The university delivers the Certificate III in Hairdressing at both the Alice Springs and Palmerston campuses in tandem with hair salons across the Territory.
The students study from their very own hair salons on campus, which provide a practical, real-life training environment where they learn theory and practical components covering everything from colouring, cutting, head massages, handling tools and workspaces, to conducting salon transactions, hygiene and customer service.
The practical training that the students gain as part of the three-year apprenticeship reflects industry standards and expectations and ensures students graduate job ready, without tying up qualified hairdressers when they start work.
Charles Darwin University has about 50 apprentices who do training at the university and each year graduates around 15-20 fully qualified hairdressers.
CDU Team Leader Beauty Services Tim Francis said there was huge demand for apprentices to come on board across salons in the Northern Territory and for students wanting to study hairdressing.

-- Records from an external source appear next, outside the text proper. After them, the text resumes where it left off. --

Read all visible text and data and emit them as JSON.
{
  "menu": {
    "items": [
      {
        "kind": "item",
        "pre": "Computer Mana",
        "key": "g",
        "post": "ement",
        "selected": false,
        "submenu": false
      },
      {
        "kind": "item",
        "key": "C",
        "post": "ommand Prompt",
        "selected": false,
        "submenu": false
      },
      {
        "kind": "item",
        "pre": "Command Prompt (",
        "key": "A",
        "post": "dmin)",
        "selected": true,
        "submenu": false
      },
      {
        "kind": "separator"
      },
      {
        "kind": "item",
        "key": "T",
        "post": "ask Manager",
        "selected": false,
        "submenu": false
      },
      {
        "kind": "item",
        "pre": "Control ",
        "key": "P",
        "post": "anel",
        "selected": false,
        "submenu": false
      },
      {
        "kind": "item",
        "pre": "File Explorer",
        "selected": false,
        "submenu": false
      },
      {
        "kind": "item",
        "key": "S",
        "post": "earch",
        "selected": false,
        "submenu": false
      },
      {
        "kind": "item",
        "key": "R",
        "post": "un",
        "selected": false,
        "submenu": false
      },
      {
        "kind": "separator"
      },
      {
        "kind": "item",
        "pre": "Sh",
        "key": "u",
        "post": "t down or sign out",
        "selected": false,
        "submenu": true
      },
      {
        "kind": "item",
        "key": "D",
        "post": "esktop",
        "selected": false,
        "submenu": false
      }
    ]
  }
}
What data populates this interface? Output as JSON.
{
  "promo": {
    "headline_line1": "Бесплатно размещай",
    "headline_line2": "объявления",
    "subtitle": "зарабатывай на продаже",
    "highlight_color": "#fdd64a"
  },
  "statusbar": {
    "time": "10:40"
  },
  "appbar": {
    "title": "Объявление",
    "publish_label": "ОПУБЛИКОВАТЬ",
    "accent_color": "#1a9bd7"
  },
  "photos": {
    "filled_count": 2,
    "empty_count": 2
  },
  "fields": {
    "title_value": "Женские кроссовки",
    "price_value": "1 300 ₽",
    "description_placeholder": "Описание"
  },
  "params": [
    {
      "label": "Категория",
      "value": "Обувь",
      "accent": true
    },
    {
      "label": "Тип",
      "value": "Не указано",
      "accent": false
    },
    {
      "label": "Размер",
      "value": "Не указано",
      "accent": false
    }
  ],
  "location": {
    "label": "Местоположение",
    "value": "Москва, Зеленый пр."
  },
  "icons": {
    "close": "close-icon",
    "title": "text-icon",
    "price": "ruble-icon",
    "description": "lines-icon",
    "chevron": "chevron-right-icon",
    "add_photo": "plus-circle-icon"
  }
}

“There is a huge shortage of hairdressers in Darwin and the wider area, so the more students we can get in to study, the more we can get out to industry and filling the gaps,” Mr Francis said.
“The benefit of having this sort of salon set up, is that when the students leave CDU they’ve developed more of their technical skills and they really are ready for the workforce.
“We are finding that barbering is a huge growth market, and we’ve now dedicated a whole area in our Palmerston salon, just for barbering because the demand has become so strong.
“We are about to reopen and reinvigorate our Alice Springs salon which we hope will alleviate some of the shortages experienced there. And we’re hiring a new hairdressing lecturer to work full-time out of the salon in Alice Springs.”
The Australian Government Department of Jobs and Small Business reports that there has been a shortage of hairdressers in Australia for more than 20 years. The department reports that in 2018, two out of every three hairdressing vacancies went unfilled.
The Australian Skills and Industry Committee has reported that employment levels for hairdressers had a “notable decrease” from 77,700 in 2019 to 60,500 in 2020. It predicts numbers will increase to 79,600 by 2024.
Hair and beauty students learn the latest skills and techniques from industry professionals at CDU’s hair and beauty training salons in Palmerston and Alice Springs.
Members of the public can support the training and education of students by booking an appointment at the salon in Palmerston here: www.cdu.edu.au/vocational-education-training/vet-businesses/hair-and-beauty-salons
To learn about hairdressing courses at CDU head to: https://www.cdu.edu.au/study/shb30416-certificate-iii-hairdressing-shb30416-2021